Usher seems to be making the case that cultural changes, such as the fact that there are now more single adults in the United States than married ones and that a large percentage of Japanese millenials claim to be “not interested in relationships” are related to the popularity of these kinds of games in Asia and their increasing popularity globally (“Why Women Are Choosing Virtual Boyfriends Over Real Ones”, Vogue, 5 March 2016). Additionally, she suggests by the end of the article that maybe these games and apps are useful “practice” for real life relationships.

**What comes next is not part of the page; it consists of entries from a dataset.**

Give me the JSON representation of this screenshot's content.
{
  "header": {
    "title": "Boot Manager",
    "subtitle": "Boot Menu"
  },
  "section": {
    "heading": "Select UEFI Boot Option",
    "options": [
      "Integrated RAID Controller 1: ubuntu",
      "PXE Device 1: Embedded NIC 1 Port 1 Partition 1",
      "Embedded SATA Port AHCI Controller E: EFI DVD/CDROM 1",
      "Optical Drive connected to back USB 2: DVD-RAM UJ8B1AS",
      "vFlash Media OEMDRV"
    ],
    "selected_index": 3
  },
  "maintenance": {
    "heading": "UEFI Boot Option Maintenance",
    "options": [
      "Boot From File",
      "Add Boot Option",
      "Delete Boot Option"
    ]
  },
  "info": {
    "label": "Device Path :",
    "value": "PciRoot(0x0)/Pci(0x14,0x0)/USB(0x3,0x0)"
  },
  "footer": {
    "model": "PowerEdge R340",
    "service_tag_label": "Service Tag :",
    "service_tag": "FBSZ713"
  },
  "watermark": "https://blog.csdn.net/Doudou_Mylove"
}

This week we consider the multicultural mash up in this indie from last year, a game that includes concerns about robots and body augmentation alongside passages from The Tibetan Book of the Dead.
Cradle asks questions about the soul, the body, and the relationship between those two things and advanced technology. In the podcast, we discuss its concern with incarnation and reincarnation in a culture in which science and reason are ascendant.

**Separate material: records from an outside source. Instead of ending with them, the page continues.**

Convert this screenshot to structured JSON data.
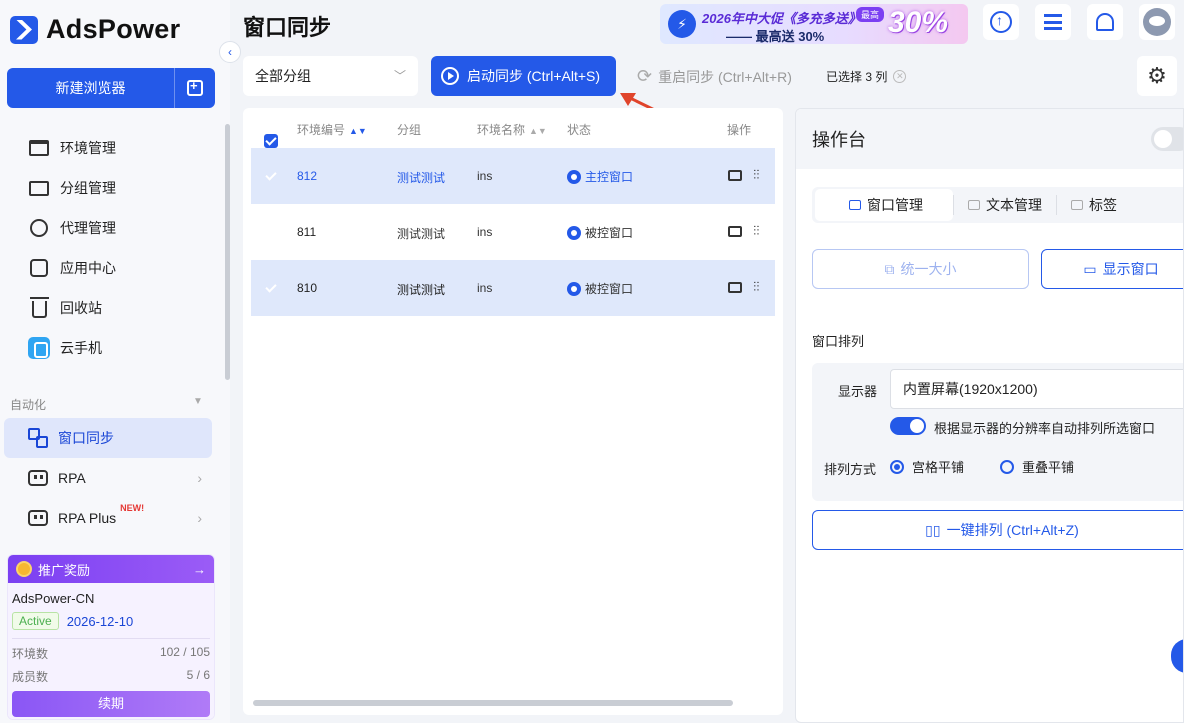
{
  "app": {
    "name": "AdsPower"
  },
  "sidebar": {
    "new_browser": "新建浏览器",
    "items": [
      {
        "label": "环境管理",
        "icon": "window-icon"
      },
      {
        "label": "分组管理",
        "icon": "folder-icon"
      },
      {
        "label": "代理管理",
        "icon": "proxy-icon"
      },
      {
        "label": "应用中心",
        "icon": "app-center-icon"
      },
      {
        "label": "回收站",
        "icon": "trash-icon"
      },
      {
        "label": "云手机",
        "icon": "cloud-phone-icon"
      }
    ],
    "section": "自动化",
    "automation": [
      {
        "label": "窗口同步",
        "active": true
      },
      {
        "label": "RPA"
      },
      {
        "label": "RPA Plus",
        "tag": "NEW!"
      }
    ],
    "promo": {
      "title": "推广奖励",
      "account": "AdsPower-CN",
      "status": "Active",
      "expire": "2026-12-10",
      "env_label": "环境数",
      "env_value": "102 / 105",
      "member_label": "成员数",
      "member_value": "5 / 6",
      "renew": "续期"
    }
  },
  "header": {
    "title": "窗口同步",
    "banner": {
      "line1": "2026年中大促《多充多送》",
      "line2": "—— 最高送 30%",
      "tag": "最高",
      "big": "30%"
    }
  },
  "toolbar": {
    "group": "全部分组",
    "start": "启动同步 (Ctrl+Alt+S)",
    "restart": "重启同步 (Ctrl+Alt+R)",
    "selected": "已选择 3 列"
  },
  "table": {
    "headers": {
      "id": "环境编号",
      "group": "分组",
      "name": "环境名称",
      "status": "状态",
      "ops": "操作"
    },
    "rows": [
      {
        "id": "812",
        "group": "测试测试",
        "name": "ins",
        "status": "主控窗口"
      },
      {
        "id": "811",
        "group": "测试测试",
        "name": "ins",
        "status": "被控窗口"
      },
      {
        "id": "810",
        "group": "测试测试",
        "name": "ins",
        "status": "被控窗口"
      }
    ]
  },
  "console": {
    "title": "操作台",
    "tabs": [
      "窗口管理",
      "文本管理",
      "标签"
    ],
    "uniform_size": "统一大小",
    "show_window": "显示窗口",
    "arrange_label": "窗口排列",
    "display_label": "显示器",
    "display_value": "内置屏幕(1920x1200)",
    "auto_arrange": "根据显示器的分辨率自动排列所选窗口",
    "mode_label": "排列方式",
    "mode_grid": "宫格平铺",
    "mode_overlap": "重叠平铺",
    "one_key": "一键排列 (Ctrl+Alt+Z)"
  },
  "colors": {
    "primary": "#2459e8",
    "promo": "#7b3ff2",
    "active_badge": "#4caf50"
  }
}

I tend to put roguelike RPGs into two categories: The games in which we fight people and the games in which we fight something more akin to elemental forces. I usually prefer the “forces” roguelikes. These are games in which we struggle against something that we can’t kick or punch. It’s an idea we battle, something universal and almost mythical in its scope. These are games like Out There, in which we explore a galaxy and pray that we find enough resources along the way to fuel another jump, or Tharsis, in which we struggle against constant mechanical failures aboard a starship, like characters might in a disaster movie. We’re not fighting other people in these games. We’re fighting nature itself: the barren universe and the cruel indifference of space.
When up against such all-encompassing forces, how can we not expect to fail? These kinds of roguelikes make me feel okay about losing, and since they are roguelikes, I’ll be losing a lot. Additionally, It’s nice when those failures don’t sting.

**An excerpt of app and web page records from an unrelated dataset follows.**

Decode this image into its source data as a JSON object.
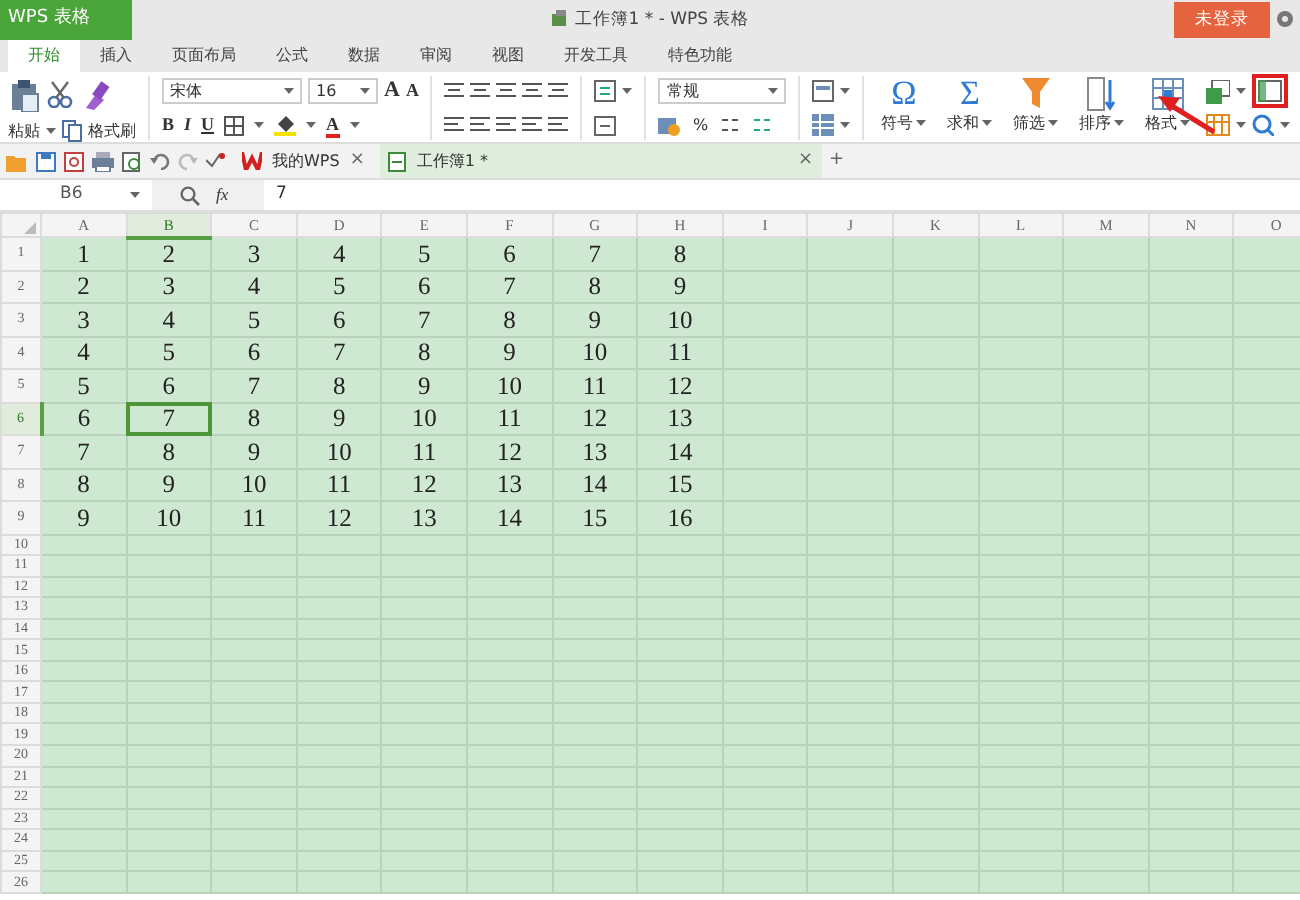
{
  "app": {
    "menu_label": "WPS 表格",
    "title": "工作簿1 * - WPS 表格",
    "login": "未登录"
  },
  "ribbon_tabs": [
    {
      "label": "开始",
      "selected": true
    },
    {
      "label": "插入",
      "selected": false
    },
    {
      "label": "页面布局",
      "selected": false
    },
    {
      "label": "公式",
      "selected": false
    },
    {
      "label": "数据",
      "selected": false
    },
    {
      "label": "审阅",
      "selected": false
    },
    {
      "label": "视图",
      "selected": false
    },
    {
      "label": "开发工具",
      "selected": false
    },
    {
      "label": "特色功能",
      "selected": false
    }
  ],
  "ribbon": {
    "paste": "粘贴",
    "format_painter": "格式刷",
    "font": "宋体",
    "font_size": "16",
    "grow_font": "A",
    "shrink_font": "A",
    "bold": "B",
    "italic": "I",
    "underline": "U",
    "font_color": "A",
    "number_format": "常规",
    "percent": "%",
    "tools": [
      {
        "kind": "symbol",
        "glyph": "Ω",
        "label": "符号"
      },
      {
        "kind": "sum",
        "glyph": "Σ",
        "label": "求和"
      },
      {
        "kind": "filter",
        "label": "筛选"
      },
      {
        "kind": "sort",
        "label": "排序"
      },
      {
        "kind": "format",
        "label": "格式"
      }
    ]
  },
  "doc_tabs": [
    {
      "label": "我的WPS",
      "selected": false,
      "close": "×"
    },
    {
      "label": "工作簿1 *",
      "selected": true,
      "close": "×"
    }
  ],
  "new_tab": "+",
  "formula_bar": {
    "cell_ref": "B6",
    "fx": "fx",
    "value": "7"
  },
  "sheet": {
    "columns": [
      {
        "label": "A",
        "selected": false
      },
      {
        "label": "B",
        "selected": true
      },
      {
        "label": "C",
        "selected": false
      },
      {
        "label": "D",
        "selected": false
      },
      {
        "label": "E",
        "selected": false
      },
      {
        "label": "F",
        "selected": false
      },
      {
        "label": "G",
        "selected": false
      },
      {
        "label": "H",
        "selected": false
      },
      {
        "label": "I",
        "selected": false
      },
      {
        "label": "J",
        "selected": false
      },
      {
        "label": "K",
        "selected": false
      },
      {
        "label": "L",
        "selected": false
      },
      {
        "label": "M",
        "selected": false
      },
      {
        "label": "N",
        "selected": false
      },
      {
        "label": "O",
        "selected": false
      }
    ],
    "rows": [
      {
        "label": "1",
        "selected": false,
        "cells": [
          "1",
          "2",
          "3",
          "4",
          "5",
          "6",
          "7",
          "8"
        ]
      },
      {
        "label": "2",
        "selected": false,
        "cells": [
          "2",
          "3",
          "4",
          "5",
          "6",
          "7",
          "8",
          "9"
        ]
      },
      {
        "label": "3",
        "selected": false,
        "cells": [
          "3",
          "4",
          "5",
          "6",
          "7",
          "8",
          "9",
          "10"
        ]
      },
      {
        "label": "4",
        "selected": false,
        "cells": [
          "4",
          "5",
          "6",
          "7",
          "8",
          "9",
          "10",
          "11"
        ]
      },
      {
        "label": "5",
        "selected": false,
        "cells": [
          "5",
          "6",
          "7",
          "8",
          "9",
          "10",
          "11",
          "12"
        ]
      },
      {
        "label": "6",
        "selected": true,
        "cells": [
          "6",
          "7",
          "8",
          "9",
          "10",
          "11",
          "12",
          "13"
        ]
      },
      {
        "label": "7",
        "selected": false,
        "cells": [
          "7",
          "8",
          "9",
          "10",
          "11",
          "12",
          "13",
          "14"
        ]
      },
      {
        "label": "8",
        "selected": false,
        "cells": [
          "8",
          "9",
          "10",
          "11",
          "12",
          "13",
          "14",
          "15"
        ]
      },
      {
        "label": "9",
        "selected": false,
        "cells": [
          "9",
          "10",
          "11",
          "12",
          "13",
          "14",
          "15",
          "16"
        ]
      },
      {
        "label": "10",
        "selected": false,
        "cells": []
      },
      {
        "label": "11",
        "selected": false,
        "cells": []
      },
      {
        "label": "12",
        "selected": false,
        "cells": []
      },
      {
        "label": "13",
        "selected": false,
        "cells": []
      },
      {
        "label": "14",
        "selected": false,
        "cells": []
      },
      {
        "label": "15",
        "selected": false,
        "cells": []
      },
      {
        "label": "16",
        "selected": false,
        "cells": []
      },
      {
        "label": "17",
        "selected": false,
        "cells": []
      },
      {
        "label": "18",
        "selected": false,
        "cells": []
      },
      {
        "label": "19",
        "selected": false,
        "cells": []
      },
      {
        "label": "20",
        "selected": false,
        "cells": []
      },
      {
        "label": "21",
        "selected": false,
        "cells": []
      },
      {
        "label": "22",
        "selected": false,
        "cells": []
      },
      {
        "label": "23",
        "selected": false,
        "cells": []
      },
      {
        "label": "24",
        "selected": false,
        "cells": []
      },
      {
        "label": "25",
        "selected": false,
        "cells": []
      },
      {
        "label": "26",
        "selected": false,
        "cells": []
      }
    ]
  }
}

Sometime later this month or early next month, thirty-five masochists will meet up in Frozen Head State Park outside Wartburg, Tennessee to run what is widely accepted as the most difficult marathon in the world. The Barkley Marathon, held annually since its inception in 1986, has been finished only sixteen times. It’s a brutal, multiloop, hellscape of a race. It’s also an inspiring example of design.
When we criticize game design, we often bring up the concept of clarity in a variety of forms. How clear is the interface? How clearly does the game communicate its goals? Is progression clear? Does it tell the player where to go next? Or what things that the player is doing wrong? Clarity is an excellent game design goal. Except for when it isn’t.
// Moving Pixels
"Door Kickers is not a multiplayer game, but for a while there, I couldn’t tell the difference.READ the article